The GTRI NSTIC Trustmark Pilot began in 2013 under a grant from the National Strategy for Trusted Identities in Cyberspace (NSTIC) National Program Office (NPO) at the National Institute for Standards and Technology (NIST), as part of the 2013 NSTIC Pilots Cooperative Agreement Program. NSTIC is a White House initiative to work collaboratively with the private sector, advocacy groups, public sector agencies, and other organizations to improve the privacy, security, and convenience of online transactions across many sectors and communities. The vision of NSTIC is to create an “Identity Ecosystem” - an online environment where individuals and organizations are able to trust each other because they follow agreed upon standards to obtain and authenticate their digital identities and the digital identities of devices. Under its NSTIC pilot, GTRI is working to develop and demonstrate a “trustmark framework” that facilitates cost-effective scaling of interoperable trust across multiple Communities of Interest (COIs) within the Identity Ecosystem and enhances privacy through transparency and third-party validation. A “trustmark” is a rigorously defined, machine-readable statement of compliance with a specific set of technical or business rules. Trustmarks have the potential to enable wide-scale trust and interoperability within the Identity Ecosystem by helping to foster transparency and widespread operational convergence on the specific requirements for each dimension of interoperability, including communication protocols and profiles, cryptographic algorithms, business-level user attributes for access control and audit purposes, and various levels of policy such as privacy policies and practices. Trustmarks can also reduce the complexity of the Identity Ecosystem’s trust landscape, and turn what would otherwise be a sparse, ad hoc collection of poorly interconnected “federated identity silos” into a more cohesive trust environment. In addition, trustmarks can enhance privacy within the Identity Ecosystem by helping COIs define clear, concise and rigorous privacy rules that participating agencies must follow. In conducting the pilot, GTRI is leveraging its experience with multiple identity initiatives and programs, including Federal Identity, Credentialing, and Access Management (FICAM), State Identity, Credentialing, and Access Management (SICAM), and Global Federated Identity and Privilege Management (GFIPM), plus GTRI’s operational experience with the National Identity Exchange Federation (NIEF). GTRI is teaming with the National Association of State Chief Information Officers (NASCIO) to implement the pilot.

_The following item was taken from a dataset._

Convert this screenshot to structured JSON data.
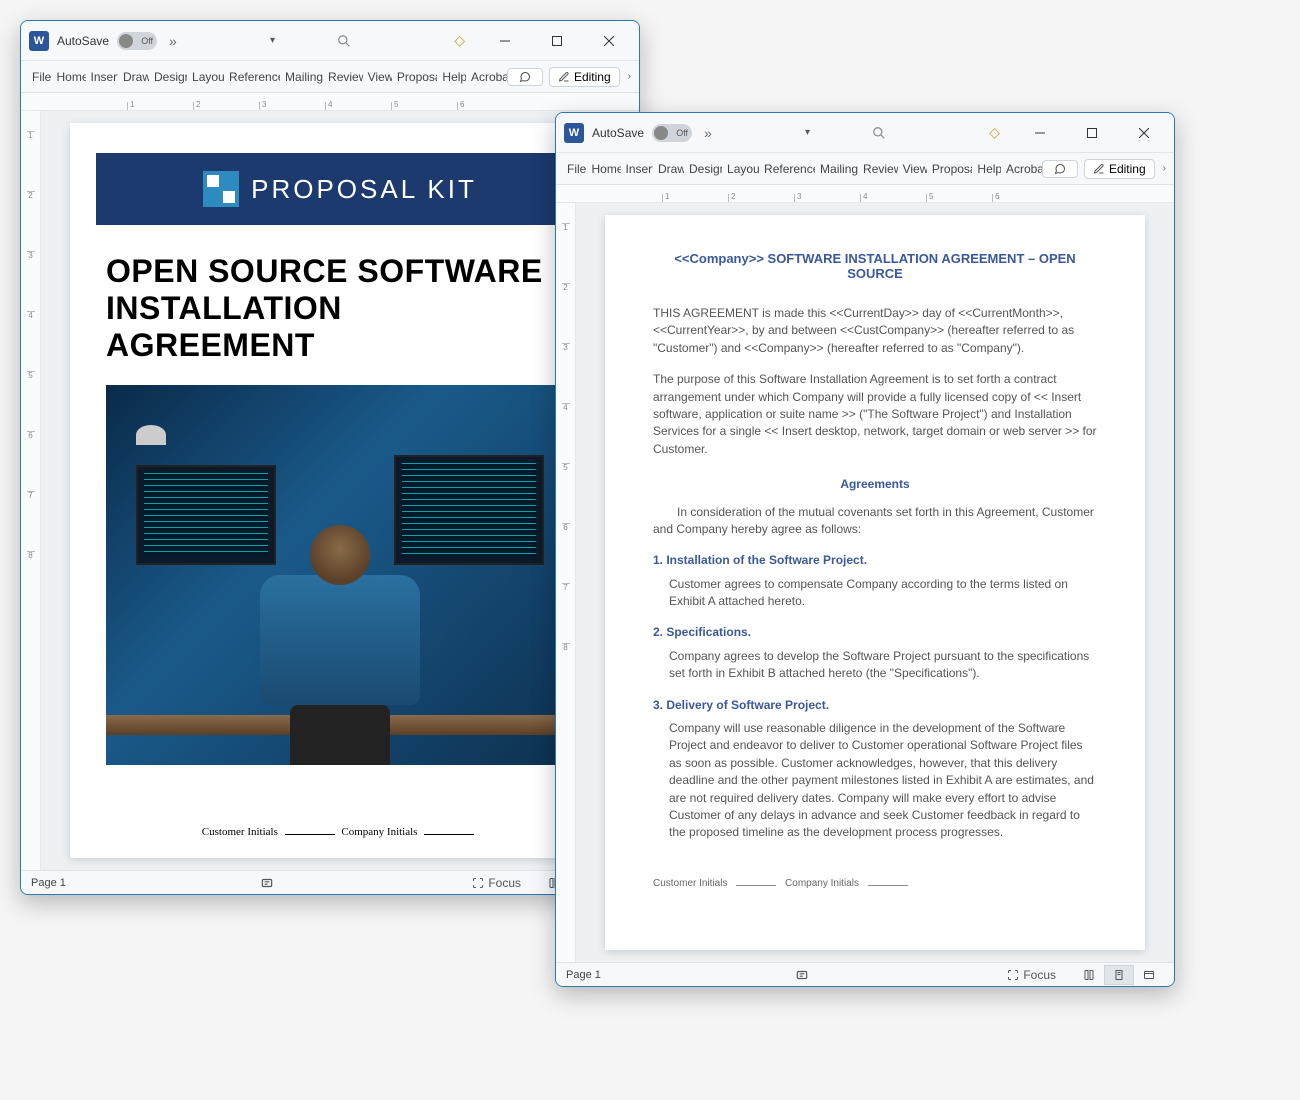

Understanding trust necessitates an investigation of human cognition on both the part of the trustee and the truster. Our work in trust and credibility assessment involves a multi-disciplinary, computational social science approach. We utilize both laboratory-collected and online datasets to derive and represent the factors that affect decisions involving trust. Using statistical-based models we can then characterize and predict behavior based on observed variables.
In the coming decades we will live in a world surrounded by tens of billions of devices that will interoperate and collaborate in an effort to deliver personalized and autonomic services. Our reliance on these machine-to-machine systems to make decisions on our behalf has profound implications, and makes mechanisms for expressing and reasoning about trust essential. We are developing a live/virtual/constructive platform for the design and validation of trust technologies for fully connected, ubiquitous systems. Why is this work important? Both government and commercial users/providers are trending towards significantly increasing reliance on fully automated complex M2M interactions. Our current work in unmanned systems, cyber and complex spectrum operations require improved “trust” to achieve their full potential, across acquisition/business and operational communities. To fully realize the desired end state, we must understand the limits of what M2M missions are acceptable; how to visualize and understand trust; and acceptable mission design, execution and degradation parameters. It is also important to explore and validate the role and scope of M2M decision-making or human-in/on-the loop. Ultimately, generating trust in different dimensions will allow decision makers to confidently invest in and employ M2M, and understand M2M self-optimization.